> [INSTRUCTIONS FOR THE TASK]: In the entries below, spot each line with the word "AKIS" and copy it.

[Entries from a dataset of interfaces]
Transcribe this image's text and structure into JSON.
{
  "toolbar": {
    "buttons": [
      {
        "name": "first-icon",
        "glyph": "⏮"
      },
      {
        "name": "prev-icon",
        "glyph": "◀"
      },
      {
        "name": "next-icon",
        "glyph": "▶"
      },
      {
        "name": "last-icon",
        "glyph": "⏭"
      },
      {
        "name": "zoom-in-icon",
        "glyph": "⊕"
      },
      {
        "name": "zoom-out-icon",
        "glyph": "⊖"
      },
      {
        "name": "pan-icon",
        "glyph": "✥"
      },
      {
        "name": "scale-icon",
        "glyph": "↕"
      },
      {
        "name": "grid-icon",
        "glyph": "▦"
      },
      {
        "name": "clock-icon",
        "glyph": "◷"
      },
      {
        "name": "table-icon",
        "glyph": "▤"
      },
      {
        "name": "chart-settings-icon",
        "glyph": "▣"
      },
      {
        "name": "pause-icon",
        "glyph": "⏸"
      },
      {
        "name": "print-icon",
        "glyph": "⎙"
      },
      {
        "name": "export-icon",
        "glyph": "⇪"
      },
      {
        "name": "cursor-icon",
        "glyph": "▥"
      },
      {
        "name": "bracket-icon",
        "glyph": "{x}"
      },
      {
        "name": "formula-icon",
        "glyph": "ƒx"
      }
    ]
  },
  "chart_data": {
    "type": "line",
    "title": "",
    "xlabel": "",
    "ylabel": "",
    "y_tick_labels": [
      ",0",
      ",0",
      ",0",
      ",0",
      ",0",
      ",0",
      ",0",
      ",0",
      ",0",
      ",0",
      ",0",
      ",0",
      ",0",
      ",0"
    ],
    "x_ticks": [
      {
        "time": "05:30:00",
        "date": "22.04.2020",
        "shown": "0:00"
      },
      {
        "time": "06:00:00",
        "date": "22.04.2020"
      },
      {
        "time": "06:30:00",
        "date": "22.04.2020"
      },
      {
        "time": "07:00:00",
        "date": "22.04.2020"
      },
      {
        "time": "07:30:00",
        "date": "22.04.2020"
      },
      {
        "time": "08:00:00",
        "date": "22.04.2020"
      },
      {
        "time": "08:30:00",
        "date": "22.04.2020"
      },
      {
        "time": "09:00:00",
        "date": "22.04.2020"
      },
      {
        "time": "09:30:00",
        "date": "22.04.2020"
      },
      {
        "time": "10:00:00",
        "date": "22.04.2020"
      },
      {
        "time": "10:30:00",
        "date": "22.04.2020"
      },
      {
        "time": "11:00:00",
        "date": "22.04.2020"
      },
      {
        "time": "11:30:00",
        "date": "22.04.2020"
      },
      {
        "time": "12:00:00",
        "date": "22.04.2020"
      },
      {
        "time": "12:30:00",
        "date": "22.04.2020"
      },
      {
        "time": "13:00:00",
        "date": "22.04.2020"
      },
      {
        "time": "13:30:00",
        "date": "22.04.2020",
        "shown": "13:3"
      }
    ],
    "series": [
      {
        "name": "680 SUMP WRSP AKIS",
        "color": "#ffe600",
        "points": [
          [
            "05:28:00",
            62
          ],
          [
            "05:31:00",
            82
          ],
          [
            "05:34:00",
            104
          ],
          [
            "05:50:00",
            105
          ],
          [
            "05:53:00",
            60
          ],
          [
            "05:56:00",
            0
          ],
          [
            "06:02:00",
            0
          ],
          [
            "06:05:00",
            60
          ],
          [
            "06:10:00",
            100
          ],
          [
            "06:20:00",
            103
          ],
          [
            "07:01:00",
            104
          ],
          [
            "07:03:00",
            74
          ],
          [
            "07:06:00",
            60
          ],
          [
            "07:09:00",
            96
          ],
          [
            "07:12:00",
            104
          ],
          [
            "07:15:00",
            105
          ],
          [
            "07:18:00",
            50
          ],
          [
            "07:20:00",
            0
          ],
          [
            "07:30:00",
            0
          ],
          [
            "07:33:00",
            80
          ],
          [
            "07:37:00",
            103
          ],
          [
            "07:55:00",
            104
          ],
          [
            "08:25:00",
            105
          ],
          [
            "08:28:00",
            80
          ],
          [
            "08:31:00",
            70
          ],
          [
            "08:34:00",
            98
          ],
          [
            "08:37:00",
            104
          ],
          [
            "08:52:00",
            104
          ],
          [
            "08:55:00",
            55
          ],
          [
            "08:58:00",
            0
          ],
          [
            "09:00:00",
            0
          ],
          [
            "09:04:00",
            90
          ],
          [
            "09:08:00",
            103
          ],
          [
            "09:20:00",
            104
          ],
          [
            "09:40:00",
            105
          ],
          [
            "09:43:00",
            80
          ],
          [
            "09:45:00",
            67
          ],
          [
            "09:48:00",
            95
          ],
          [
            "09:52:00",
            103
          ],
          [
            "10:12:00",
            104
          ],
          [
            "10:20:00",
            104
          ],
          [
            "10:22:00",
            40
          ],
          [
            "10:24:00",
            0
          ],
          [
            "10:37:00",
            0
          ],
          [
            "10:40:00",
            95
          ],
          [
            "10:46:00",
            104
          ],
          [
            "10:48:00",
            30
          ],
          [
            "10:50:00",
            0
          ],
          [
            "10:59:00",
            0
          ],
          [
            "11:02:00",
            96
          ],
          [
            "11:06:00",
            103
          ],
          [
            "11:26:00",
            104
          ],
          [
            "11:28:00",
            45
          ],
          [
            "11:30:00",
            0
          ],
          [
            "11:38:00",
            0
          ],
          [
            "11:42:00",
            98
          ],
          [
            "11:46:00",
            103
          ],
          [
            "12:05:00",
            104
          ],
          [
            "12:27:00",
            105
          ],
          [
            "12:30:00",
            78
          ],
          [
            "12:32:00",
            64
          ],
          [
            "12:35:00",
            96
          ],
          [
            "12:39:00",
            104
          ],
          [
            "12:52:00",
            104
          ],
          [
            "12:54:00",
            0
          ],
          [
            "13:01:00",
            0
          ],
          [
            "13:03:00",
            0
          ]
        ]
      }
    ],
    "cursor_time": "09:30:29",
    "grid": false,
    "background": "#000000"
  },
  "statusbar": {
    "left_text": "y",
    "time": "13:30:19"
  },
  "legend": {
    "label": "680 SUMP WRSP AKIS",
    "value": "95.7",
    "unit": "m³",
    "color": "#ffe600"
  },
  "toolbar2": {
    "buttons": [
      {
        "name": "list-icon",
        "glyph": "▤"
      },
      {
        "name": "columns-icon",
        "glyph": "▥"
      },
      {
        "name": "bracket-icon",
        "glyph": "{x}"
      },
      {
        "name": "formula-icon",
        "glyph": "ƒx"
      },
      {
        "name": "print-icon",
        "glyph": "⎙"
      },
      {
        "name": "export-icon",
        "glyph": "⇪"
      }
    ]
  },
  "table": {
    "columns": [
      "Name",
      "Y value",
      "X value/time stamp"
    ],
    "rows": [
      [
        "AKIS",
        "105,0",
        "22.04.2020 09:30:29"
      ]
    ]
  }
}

> [ANSWER TO THE EXERCISE]:
        "name": "680 SUMP WRSP AKIS",
    "label": "680 SUMP WRSP AKIS",
        "AKIS",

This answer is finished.